Principal Britt Pumphrey chats with students working on a math program on their iPads at Apache IS.

Things were off to a bad start for the student at Apache Innovative School.

Not much more than an hour into the day, and he’d already been referred to the principal’s office. He took his first steps up the school’s central staircase with his shoulders slumped. He kept his eyes on the ground. An instructional coach wrapped an arm around his shoulder as she escorted him back to his room, one shuffling step at a time.

This was one bummed out kid.

“He’s not happy. You can see it,” said Apache Principal Britt Pumphrey, matter of factly. But then, with a smile coming across his face, he added, “I actually really like to see this. He’s heading back into the classroom. Because he’s learning that it’s okay, you can be upset, but that doesn’t mean you can’t participate. You can still learn.”

To the outsider, redirecting a student into the classroom shortly after being disciplined may seem like a smallish matter. But to Pumphrey and other school leaders, its a sign of a shifting culture that they believe is helping turn things around at Apache, a school that had lingered near the bottom of achievement measures among Shawnee Mission elementary schools.
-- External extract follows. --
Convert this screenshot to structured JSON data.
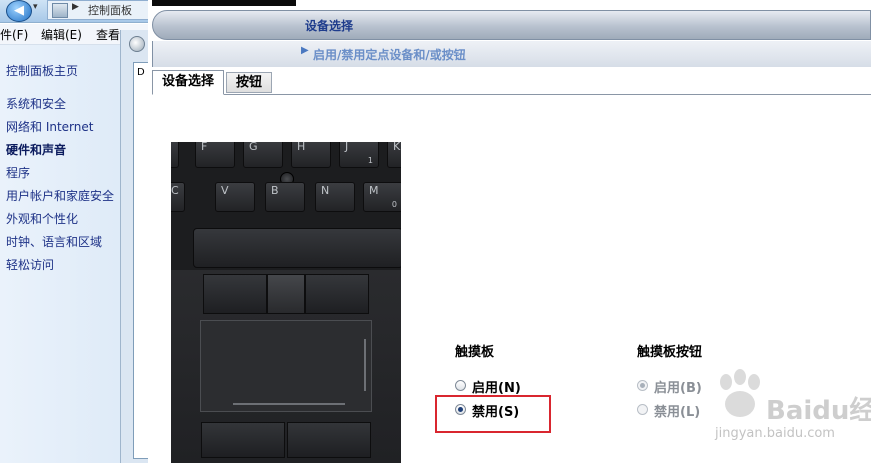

In early 2016, Shawnee Mission announced that Apache would become the pilot site for a new “innovative school” model that would break away from many traditional classroom practices. The goal would be to give students more freedom and choice throughout the day in hopes of inspiring a love of learning and getting them excited about showing up.

The news was met with skepticism from many Apache parents.

“I didn’t like the idea of my kids being part of an ‘experiment,’” said Stacy Hetz, mother to two Apache students and an active member of the group Education First Shawnee Mission. “At first I thought they were using the lower socioeconomic families to try something new and that they knew the rich families wouldn’t allow it.”

Diom Ngeh, the father of two Apache students, remembered the meeting where the district introduced the idea for the IS model to Apache parents.

“Some people had a lot of trepidation,” he said. “There were hands going up throughout the room. People were asking, ‘So, what does this really mean?’ You could hear the fear.”

Teachers were dubious as well. After the transition to the IS model was announced, the district told teachers who wanted to remain at the school for 2016-17 they would need to reinterview for their jobs. Many teachers with decades of experience left, often replaced by teachers at the very start of their careers.

Such sweeping changes can be downright stressful. But there was an acknowledgement among Apache families and many staff members that something needed to change.

The years prior to the transition to the IS model had been tumultuous at Apache. The district opened a modern new building for the school in 2011, and then reworked elementary boundaries to address overcrowding at nearby Comanche the following year. Apache had 374 students for 2011-12; in 2012-13, after the boundary changes, that figure jumped to 566 — considerably higher than the size of around 400 to 450 the district currently states as its ideal for elementary building enrollment.

And it wasn’t just that the boundary change meant there were more students. There were more students with needs. The percent of kids qualifying for free-and-reduced lunch programs — a measure of the concentration of students in lower socioeconomic statuses — was already high before the new building opened in 2011 at 64.4 percent. The incorporation of new students did nothing to reduce that concentration. The free-and-reduced rate has actually ticked up in the years since, hitting 67.2 in 2016-17.

Discipline issues had become pronounced, with the principal’s office stacked with students some days. Learning measures showed no signs of improvement. After the shock of the news about the IS model wore off, many parents started to feel hopeful about the changes.

“The morale and energy was low, the kids didn’t enjoy going to school,” Hetz said. “Apache needed a change and that was something I was on board with.”

Two years into the innovative school experiment at Apache, and the transition is getting mostly positive reviews from parents and teachers — though concerns persist about whether the change in culture and approach will yield measurable improvements in learning.

Tomorrow, we’ll take a look at how a typical day at Apache differs from most Shawnee Mission elementaries.